Warren Beatty was working the room, telling people he wanted to do some “gynecological detective work. I’m a combination gynecologist and detective.” He took me aside and said he had a crush on Joan. “I want to see her fly.”
I told him I’d arrived early and given Joan a massage. He looked puzzled. “A verbal massage? Is that what you mean?”
“A back massage.”
His eyes quickened at the suggestion of touching her tiny, delicate back. He walked to where she was seated, pulled up a rattan Huey Newton chair facing her, opened his knees and pressed her knees between his. “This is it for me,” he said. “This is all I want, right here. I’m happy.”
Sitting down next to Joan, I asked, “For how long?”
Warren looked at his watch. “I don’t have to be on the set until ten Monday morning.” He looked straight in Joan’s eyes and, with a smile that could melt an ice queen, pressed his knees tighter around hers.
She fidgeted. “This is not . . . ”
She moved her hand in circles in the air. Her husband was not around to complete her sentence so she said, with a shy smile, “. . . feasible.”
What You’ll Learn about Joan
JOAN contains material never published before:
- Her recipe for a novel that “takes.”
- How to enter the “writing space” each day.
- How losing a child is different from losing a husband.
- Joan’s evolution from a Barry Goldwater girl to a supporter of Democratic Gov. Jerry Brown.
- How she came to Zen Buddhism.
- Her response to the question: Can she ever really bury the baby?
Endorsements and Reviews
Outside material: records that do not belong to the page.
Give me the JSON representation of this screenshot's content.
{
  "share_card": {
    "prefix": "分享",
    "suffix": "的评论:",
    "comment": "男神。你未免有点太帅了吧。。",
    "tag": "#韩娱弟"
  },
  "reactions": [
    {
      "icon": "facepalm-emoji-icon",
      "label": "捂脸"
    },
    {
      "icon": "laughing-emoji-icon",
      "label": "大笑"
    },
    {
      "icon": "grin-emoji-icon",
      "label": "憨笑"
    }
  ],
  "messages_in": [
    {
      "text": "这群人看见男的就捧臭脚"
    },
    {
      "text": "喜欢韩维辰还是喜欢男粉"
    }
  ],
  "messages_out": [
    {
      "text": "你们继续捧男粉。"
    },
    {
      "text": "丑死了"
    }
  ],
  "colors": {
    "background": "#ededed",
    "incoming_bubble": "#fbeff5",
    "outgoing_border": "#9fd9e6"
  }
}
Sara Davidson’s charming and insightful Kindle Single, Joan, chronicles her 40+-year friendship with literary luminary Joan Didion. A fifth generation native of California, Didion was “raised to embody the qualities inherent in the Western code: self-reliance, optimism, not complaining… However, Davidson noticed that her friend’s observance of “the code” changed somewhat, as did her approach to writing, after twin tragedies struck: Didion’s daughter suffered a series of illnesses that left her in a coma (she later passed away from acute pancreatitis), and while tending to her, Didion’s beloved husband, fellow writer John Gregory Dunne, died of a heart attack… I met Joan Didion at a book signing in May of 2011. She was gracious but elusive, and I left wondering about the woman behind this mask. Davidson’s Joan gives an illuminating peek, and whether or not you’re a fan of Joan Didion the writer, this Kindle Single will have you marveling at the extraordinariness of Joan Didion, the person.
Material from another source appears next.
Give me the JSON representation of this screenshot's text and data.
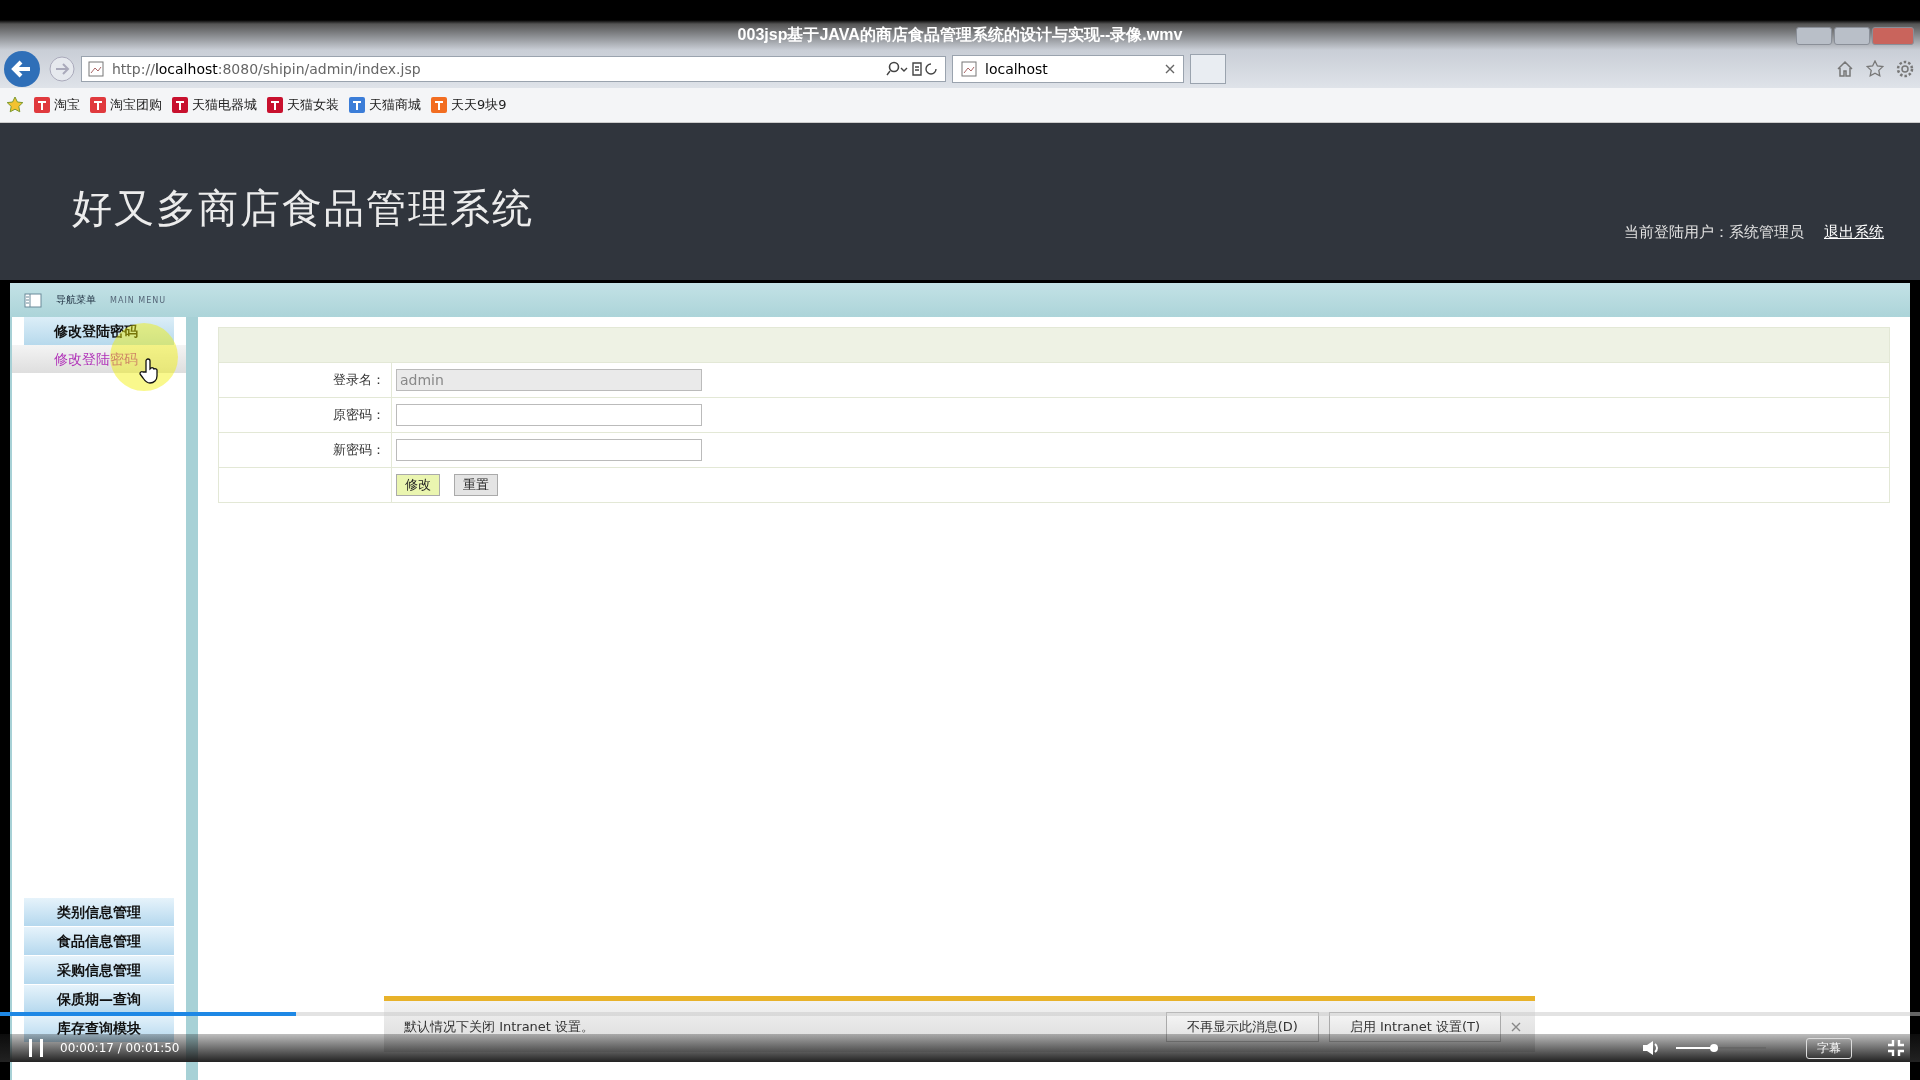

“I found so many great insights in these wonderful conversations between Joan Didion and Sara Davidson. Joan’s thoughts on her long and successful marriage, the confidence it takes to be a writer (and a woman), how she deals with devastating loss, the letting go of control as one ages, are all resonant for me. Her relationship with Sara is so intimate, and Sara’s writing so effortless, that I feel like I’m sitting with my wisest and closest friends talking about the things that matter most.”
“I’ve been a Joan Didion fan since college when Slouching Towards Bethlehem was required reading. This look however, goes somewhere new – into a meaningful friendship exposed and another dimension of Didion. It’s so personal and so revealing and reminds us just how valuable these deep friendships are, how they are life-savers, relief-givers and a way to pass time in our lives with continuity and grace. Wonderful read. Buy it and send it to your best friend.”
“I read a bit just to get a feel of it, with something else waiting for me to do, but after a page or two I realized I might as well get comfortable because I wasn’t going anywhere. You know ‘real’ when it is in front of you, and this is mainlining someone’s life. With Sara D’s own wisdom and wit as the curator, this is an intimate visit into the life of a remarkable woman. Reading ‘Joan’, you feel like you are suddenly PART of her life, it is that vivid.